Close Up Of Girl Drinking Sugary Fizzy Soda From Glass With StrawDo you think you’d consume less sugar if sugary drinks like soda and energy drinks were taxed at an additional rate?

A new study suggests you likely would not.


New research looking at the city of Philadelphia’s tax on sugar-sweetened drinks found that all it really did was turn people to eating more sugary foods or travelling beyond city limits to get their sodas, etc.

In fact, the taxes were essentially associated with increased consumption of sugar.

City officials had hoped that a tax on sugary drinks would get people to consume less sugar, a major driver of the obesity epidemic, type-2 diabetes, and heart disease, much in the way taxes on tobacco have led to significant reductions in cigarette smoking.

The results found that taxes led to a 31 percent drop in the sales of sugary drinks, but it increased sales of other sweetened foods and promoted trips outside the city for sugary drinks.

Researchers found that shopping for soda outside the city limits canceled out nearly 40 percent of the city’s sales decrease. Further, the tax led to a 4 percent increase in other sugary food purchases, and these purchases offset another 40 percent of the decrease in sales.
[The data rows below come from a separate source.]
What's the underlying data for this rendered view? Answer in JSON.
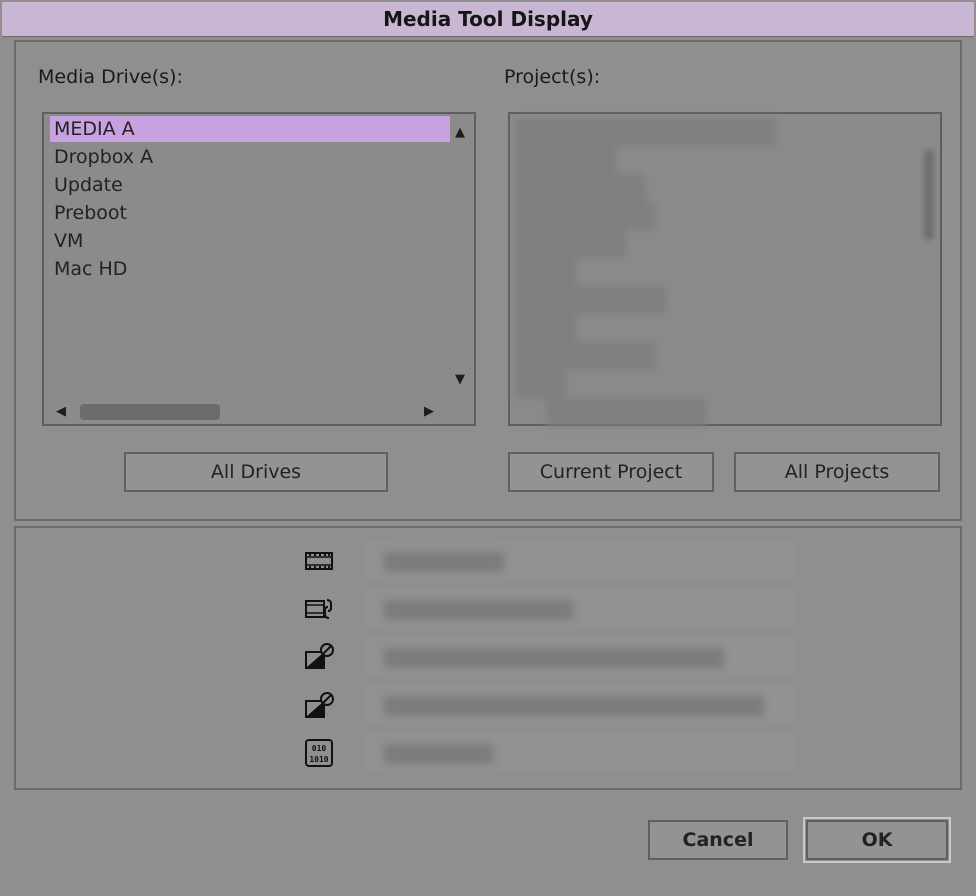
{
  "window": {
    "title": "Media Tool Display"
  },
  "drives": {
    "label": "Media Drive(s):",
    "items": [
      "MEDIA A",
      "Dropbox A",
      "Update",
      "Preboot",
      "VM",
      "Mac HD"
    ],
    "selected": "MEDIA A",
    "all_button": "All Drives"
  },
  "projects": {
    "label": "Project(s):",
    "blurred_items": [
      "",
      "",
      "",
      "",
      "",
      "",
      "",
      "",
      "",
      "",
      ""
    ],
    "current_button": "Current Project",
    "all_button": "All Projects"
  },
  "options": {
    "items": [
      {
        "icon": "film-icon",
        "label": ""
      },
      {
        "icon": "linked-film-icon",
        "label": ""
      },
      {
        "icon": "precompute-clip-icon",
        "label": ""
      },
      {
        "icon": "precompute-clip-icon",
        "label": ""
      },
      {
        "icon": "binary-file-icon",
        "label": ""
      }
    ]
  },
  "footer": {
    "cancel_label": "Cancel",
    "ok_label": "OK"
  },
  "colors": {
    "title_bar": "#c9b6d2",
    "selection": "#c8a2e0",
    "background": "#8f8f8f"
  }
}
So, the tax didn’t work.

There may be a few reasons for this. One is that sugar is highly addictive, and if one source is out of reach, countless others exist to fulfill cravings. The way the tax was implemented could have also contributed to its ineffectiveness.

Instead of taxing all sugary products or taxing products based on sugar volume with a graduated system, it was a flat tax for all sugar drinks. Removing tax on other beverages, like water, may have also changed the results.


Getting off of a high-sugar diet can be very difficult. People can go through withdrawal and may find that they feel anxious and are unable to taste food. These symptoms, however, will subside.

Plenty of naturally sweet fruits, for example, may help with cravings. Pears, pineapple, apples, strawberries, and melons are just a few.

Good things happen when you eat less sugar, but you have to make the decision to do so. Read labels and eat more consciously to reduce weight and diabetes and heart disease risk.

Author Bio

About eight years ago, Mat Lecompte had an epiphany. He’d been ignoring his health and suddenly realized he needed to do something about it. Since then, through hard work, determination and plenty of education, he has transformed his life. He’s changed his body composition by learning the ins and outs of nutrition, exercise, and fitness and wants to share his knowledge with you. Starting as a journalist over 10 years ago, Mat has not only honed his belief system and approach with practical experience, but he has also worked closely with nutritionists, dieticians, athletes, and fitness professionals. He embraces natural healing methods and believes that diet, exercise and willpower are the foundation of a healthy, happy, and drug-free existence.